Some chemotherapy drugs can make you feel sick (nauseated) or possibly be sick (vomit). Your cancer specialist will prescribe anti-sickness (anti-emetic) drugs to prevent this. Let your doctor or nurse know if your anti-sickness drugs are not helping, as there are several different types you can try. We can send you more information about nausea and vomiting.
You’re likely to become tired and have to take things more slowly. Try to pace yourself and save your energy for things that you want to do or that need doing. Balance rest with some physical activity. Even just going for a short walk will help increase your energy.

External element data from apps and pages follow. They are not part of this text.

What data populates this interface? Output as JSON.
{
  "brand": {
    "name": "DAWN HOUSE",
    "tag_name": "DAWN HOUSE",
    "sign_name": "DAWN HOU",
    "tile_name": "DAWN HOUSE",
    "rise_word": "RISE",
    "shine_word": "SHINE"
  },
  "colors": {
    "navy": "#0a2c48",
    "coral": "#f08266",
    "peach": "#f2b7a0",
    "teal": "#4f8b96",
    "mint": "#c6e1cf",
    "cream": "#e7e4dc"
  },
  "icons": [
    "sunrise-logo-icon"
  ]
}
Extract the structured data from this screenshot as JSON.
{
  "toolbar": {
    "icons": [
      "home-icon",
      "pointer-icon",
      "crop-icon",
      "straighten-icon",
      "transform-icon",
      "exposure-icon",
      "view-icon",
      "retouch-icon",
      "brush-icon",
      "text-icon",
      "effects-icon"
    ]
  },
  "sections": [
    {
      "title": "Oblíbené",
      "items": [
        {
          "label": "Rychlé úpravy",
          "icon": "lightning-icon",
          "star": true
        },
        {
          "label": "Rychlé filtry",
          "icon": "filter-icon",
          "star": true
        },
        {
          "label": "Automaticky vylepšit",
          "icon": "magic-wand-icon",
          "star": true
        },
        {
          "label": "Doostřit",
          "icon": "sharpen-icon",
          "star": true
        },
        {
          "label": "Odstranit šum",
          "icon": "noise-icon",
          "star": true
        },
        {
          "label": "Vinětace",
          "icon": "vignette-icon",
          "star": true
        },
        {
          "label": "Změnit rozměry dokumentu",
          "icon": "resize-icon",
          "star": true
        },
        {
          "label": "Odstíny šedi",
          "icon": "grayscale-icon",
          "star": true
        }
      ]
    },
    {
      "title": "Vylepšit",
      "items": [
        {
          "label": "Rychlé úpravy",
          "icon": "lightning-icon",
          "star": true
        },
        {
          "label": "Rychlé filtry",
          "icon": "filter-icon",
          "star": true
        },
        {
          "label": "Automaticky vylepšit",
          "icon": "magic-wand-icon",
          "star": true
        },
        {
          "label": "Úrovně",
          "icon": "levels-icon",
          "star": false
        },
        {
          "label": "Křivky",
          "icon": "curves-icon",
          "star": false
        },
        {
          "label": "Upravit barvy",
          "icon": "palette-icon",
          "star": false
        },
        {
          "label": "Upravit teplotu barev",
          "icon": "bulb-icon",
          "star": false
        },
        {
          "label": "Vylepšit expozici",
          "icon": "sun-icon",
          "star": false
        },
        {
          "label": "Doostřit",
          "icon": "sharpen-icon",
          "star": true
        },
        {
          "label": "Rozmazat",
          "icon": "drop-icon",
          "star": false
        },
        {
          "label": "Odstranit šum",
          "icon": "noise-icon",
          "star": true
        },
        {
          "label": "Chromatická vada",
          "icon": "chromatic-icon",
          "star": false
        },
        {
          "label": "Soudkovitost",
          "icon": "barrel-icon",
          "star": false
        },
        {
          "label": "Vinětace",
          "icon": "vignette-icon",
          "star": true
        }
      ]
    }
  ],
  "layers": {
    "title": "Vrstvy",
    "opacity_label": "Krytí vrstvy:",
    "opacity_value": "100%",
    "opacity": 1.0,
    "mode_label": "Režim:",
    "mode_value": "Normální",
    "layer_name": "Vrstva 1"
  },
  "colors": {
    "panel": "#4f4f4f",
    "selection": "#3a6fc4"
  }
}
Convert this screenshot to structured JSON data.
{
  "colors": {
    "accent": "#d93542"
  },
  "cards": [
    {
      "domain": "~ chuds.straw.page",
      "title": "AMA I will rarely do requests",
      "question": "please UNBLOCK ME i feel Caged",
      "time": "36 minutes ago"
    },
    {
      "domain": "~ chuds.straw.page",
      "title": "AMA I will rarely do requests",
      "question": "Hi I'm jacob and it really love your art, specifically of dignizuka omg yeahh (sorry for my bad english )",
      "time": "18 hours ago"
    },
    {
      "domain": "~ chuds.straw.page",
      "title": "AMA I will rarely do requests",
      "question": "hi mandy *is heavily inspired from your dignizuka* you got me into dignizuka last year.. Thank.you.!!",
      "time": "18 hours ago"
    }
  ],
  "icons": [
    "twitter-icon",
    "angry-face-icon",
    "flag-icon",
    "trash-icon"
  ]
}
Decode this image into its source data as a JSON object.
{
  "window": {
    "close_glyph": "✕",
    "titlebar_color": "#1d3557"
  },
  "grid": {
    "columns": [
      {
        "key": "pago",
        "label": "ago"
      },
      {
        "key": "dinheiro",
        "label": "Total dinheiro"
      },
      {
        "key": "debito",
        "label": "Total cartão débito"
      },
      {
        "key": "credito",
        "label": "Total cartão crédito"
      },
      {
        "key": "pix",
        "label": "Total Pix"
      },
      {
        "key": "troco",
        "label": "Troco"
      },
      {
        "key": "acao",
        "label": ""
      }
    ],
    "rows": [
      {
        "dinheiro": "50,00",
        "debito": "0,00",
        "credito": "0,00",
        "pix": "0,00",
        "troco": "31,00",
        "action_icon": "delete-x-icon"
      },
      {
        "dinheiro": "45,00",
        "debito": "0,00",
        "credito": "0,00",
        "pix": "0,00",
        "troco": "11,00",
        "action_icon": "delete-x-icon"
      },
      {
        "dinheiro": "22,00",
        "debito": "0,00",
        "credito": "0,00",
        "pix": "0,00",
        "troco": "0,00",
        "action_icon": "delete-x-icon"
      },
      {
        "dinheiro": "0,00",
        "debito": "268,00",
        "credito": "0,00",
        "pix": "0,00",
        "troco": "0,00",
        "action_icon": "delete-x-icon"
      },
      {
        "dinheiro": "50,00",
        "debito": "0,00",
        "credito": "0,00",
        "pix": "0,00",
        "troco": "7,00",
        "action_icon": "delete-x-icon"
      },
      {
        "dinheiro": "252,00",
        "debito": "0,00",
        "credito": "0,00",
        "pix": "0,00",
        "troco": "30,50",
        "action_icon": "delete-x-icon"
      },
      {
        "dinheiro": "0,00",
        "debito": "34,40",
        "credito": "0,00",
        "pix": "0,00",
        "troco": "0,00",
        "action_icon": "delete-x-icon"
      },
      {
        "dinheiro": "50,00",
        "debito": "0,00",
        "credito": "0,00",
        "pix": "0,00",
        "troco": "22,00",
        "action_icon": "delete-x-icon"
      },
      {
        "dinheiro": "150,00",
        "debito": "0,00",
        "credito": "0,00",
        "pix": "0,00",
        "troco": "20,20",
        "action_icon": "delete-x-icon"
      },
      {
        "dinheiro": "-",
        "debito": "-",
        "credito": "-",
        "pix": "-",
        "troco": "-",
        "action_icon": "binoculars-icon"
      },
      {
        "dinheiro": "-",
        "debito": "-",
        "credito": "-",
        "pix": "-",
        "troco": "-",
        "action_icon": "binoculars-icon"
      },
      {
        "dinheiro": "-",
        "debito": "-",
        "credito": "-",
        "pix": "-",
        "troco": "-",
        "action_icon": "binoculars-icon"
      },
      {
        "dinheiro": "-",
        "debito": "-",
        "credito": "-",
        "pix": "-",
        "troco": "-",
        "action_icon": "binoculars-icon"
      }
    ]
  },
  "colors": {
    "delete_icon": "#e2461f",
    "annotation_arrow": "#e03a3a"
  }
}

This is a common side effect of the drugs used to treat breast cancer. Ask your nurse what you should expect. Some women may lose all their body hair including eyelashes and eyebrows. If you do experience hair loss, your hair should start to grow back about 3–6 months after treatment.
Your nurse can give you advice about coping with hair loss and how to look after your scalp. They will let you know if scalp cooling – a way of reducing hair loss during chemotherapy – would be appropriate.
Loss of appetite
Some people lose their appetite while they’re having chemotherapy. This can be mild and may only last a few days. If you don’t feel like eating during treatment, you could try replacing some meals with nutritious drinks or a soft diet. If it doesn’t improve, you can ask to see a dietitian.
Your mouth may become sore (or dry), or you may notice small ulcers during treatment. Drinking plenty of fluids, and cleaning your teeth regularly and gently with a soft toothbrush, can help to reduce the risk of this happening. Tell your nurse or doctor if you have any of these problems, as they can prescribe mouthwashes and medicine to prevent or clear mouth infections.
Some chemotherapy drugs can cause diarrhoea. This often starts several days after treatment. If you’re taking chemotherapy tablets or capsules at home, it’s important to let your doctor or nurse know if you have diarrhoea, as your treatment may need to be interrupted. Medicine can be prescribed to help. It’s important to drink plenty of fluids if you have diarrhoea.
Effects on the nerves
Some chemotherapy drugs can affect the nerves in your hands or feet. This can cause tingling or numbness, a sensation of pins and needles or muscle weakness (peripheral neuropathy).
It’s important to let your doctor know if this happens. They may need to change the chemotherapy drug if it gets worse. Usually, peripheral neuropathy gradually gets better when chemotherapy is over, but sometimes it’s permanent. We can send you more information about peripheral neuropathy.
Your doctor will advise you not to get pregnant while having chemotherapy. This is because the drugs may harm an unborn baby. It’s important to use effective contraception during your treatment.
You’re usually advised to use condoms if you have sex within the first 48 hours after chemotherapy. This is to protect your partner from the drugs in case they’re present in the vaginal fluid.
Younger women may find chemotherapy brings on an early menopause, which can be difficult to cope with.
If you’re worried about the effect chemotherapy may have on your fertility, it’s important to talk this over with your cancer specialist before treatment starts.